Interestingly, we had the option of having Kike and Suni fly either with KLM through Amsterdam or British Airways through London. It was an easy decision to make based on the fact that had they flown with British Airways through London, they would have been in their crates for the entire 24-hour door-to-door journey. With KLM, the girls were taken out of their crates in Amsterdam, taken for a walk, and fed and watered, which I’m sure made all the difference for them.
I think I arrived at Dulles International Airport at least two hours before their flight arrived. As I watched each plane land, my anticipation grew. I couldn’t wait to see the girls in America! Naturally, those last moments felt like forever. When I finally saw them, it was a powerfully emotional moment. I was definitely in a hurry to get them out of their crates, but for safety reasons, I wasn’t allowed to take them out while we were still in customs. Who really wants a dog running down an airport runway?
Once I finished the required paperwork, I drove a short distance to one of the airport hotel parking lots. I remember feeling so happy taking them out of their crates and watching them ecstatically explore their new surroundings together. New smells! New sights! New sounds! To me, it was as if they had just been born. It was a beautiful June day and they were home.
If you’d like to learn more about the KSPCA, you can visit their website here. Interestingly, they do a tremendous amount of work with donkeys in Kenya. I vaguely remember donkeys at the KSPCA, but unfortunately the last time I was there was BD (before donkeys at Morning Bray Farm), so I didn’t give the donkeys there a second glance.

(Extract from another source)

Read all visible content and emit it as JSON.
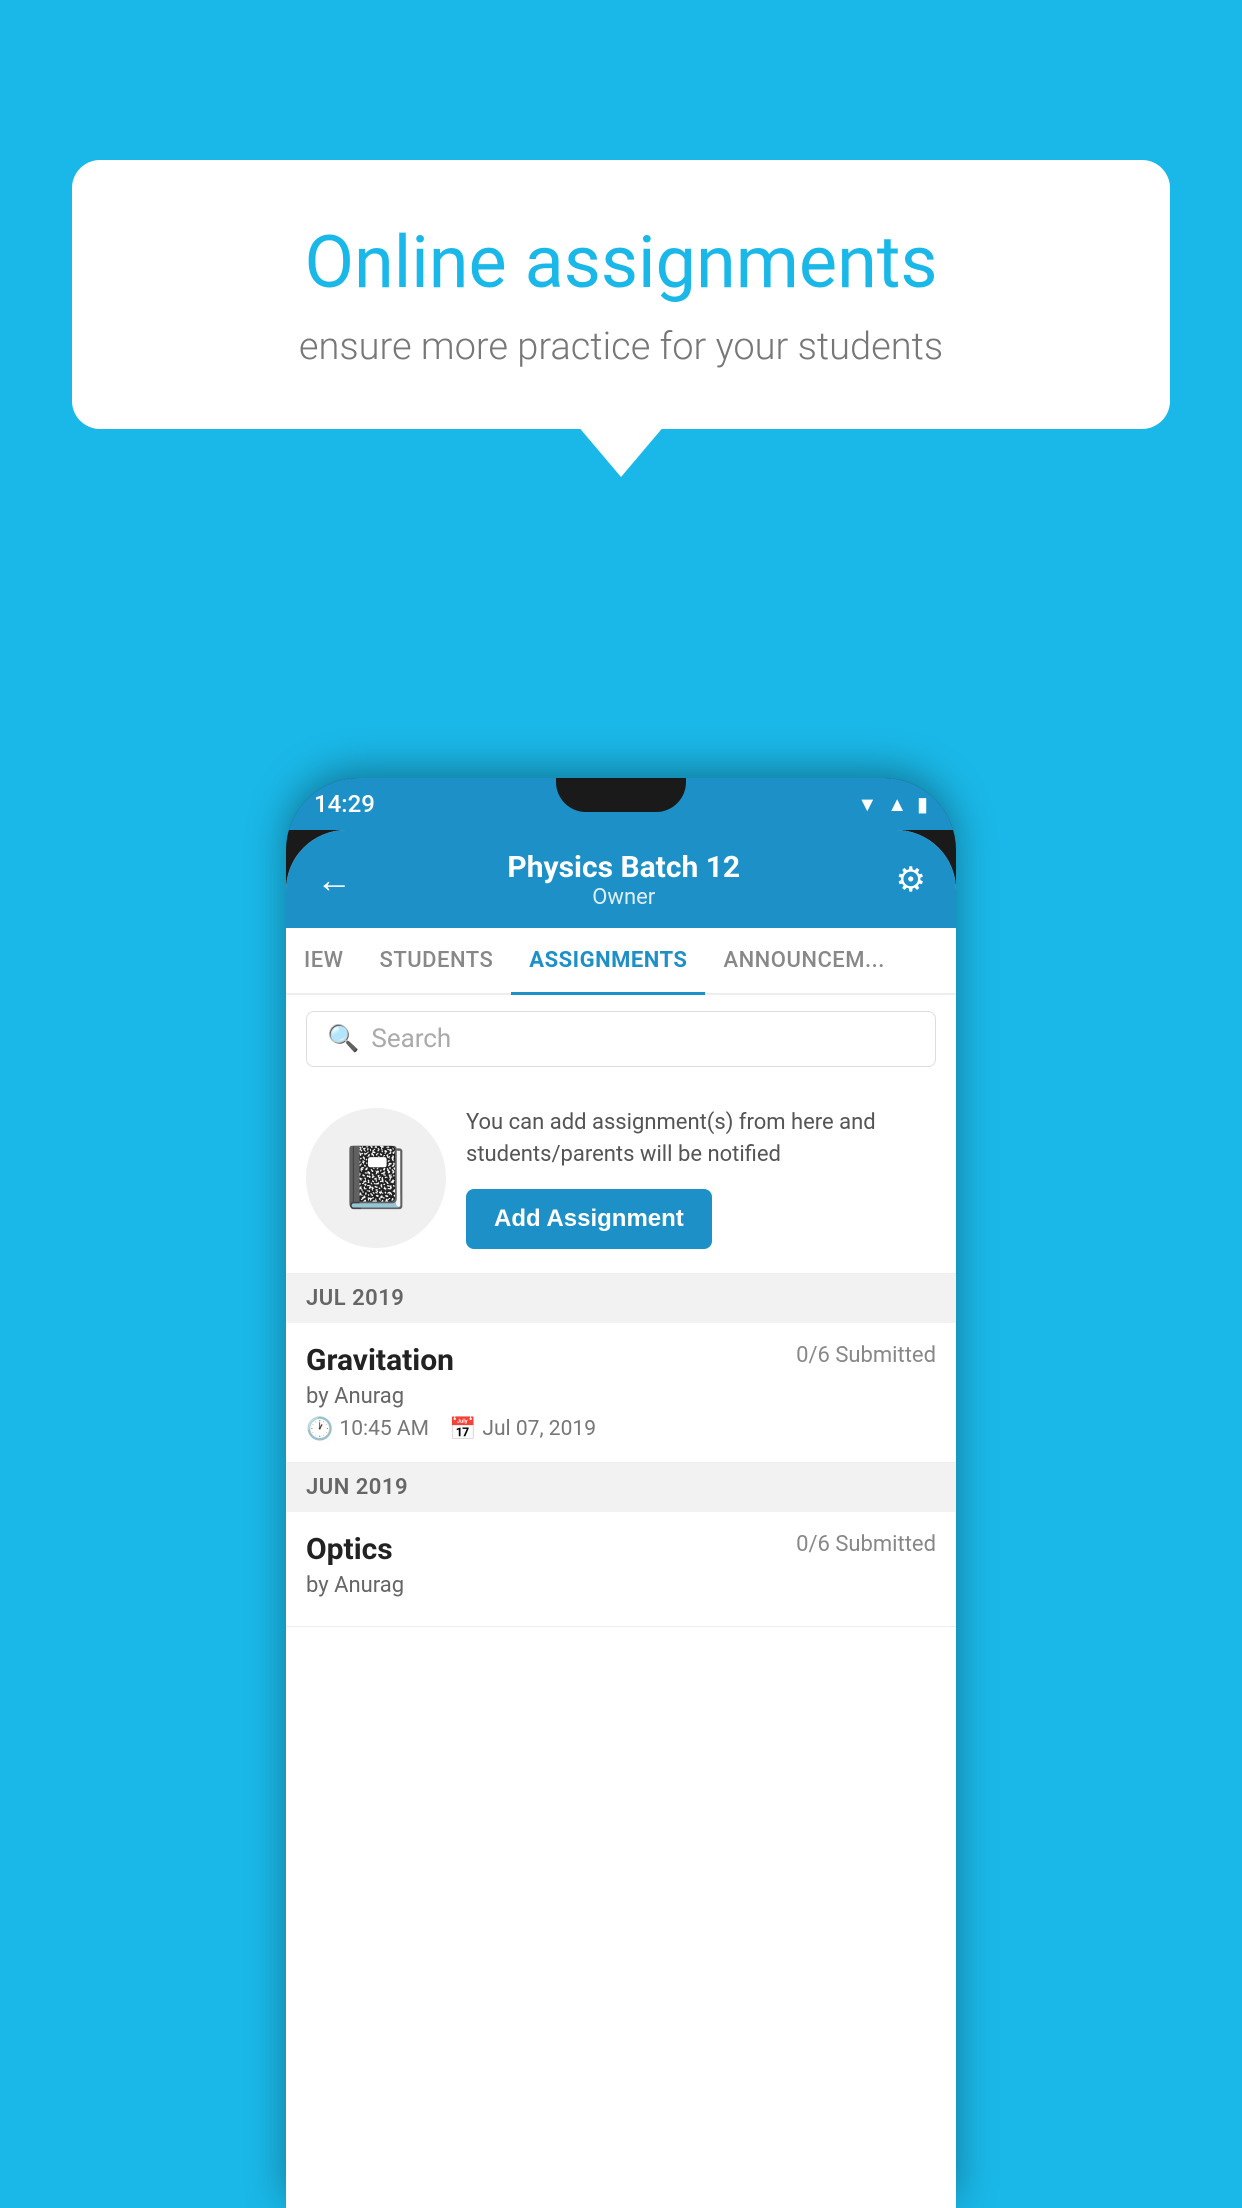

You can bet that the next time I’m there, I’ll notice the donkeys. ♥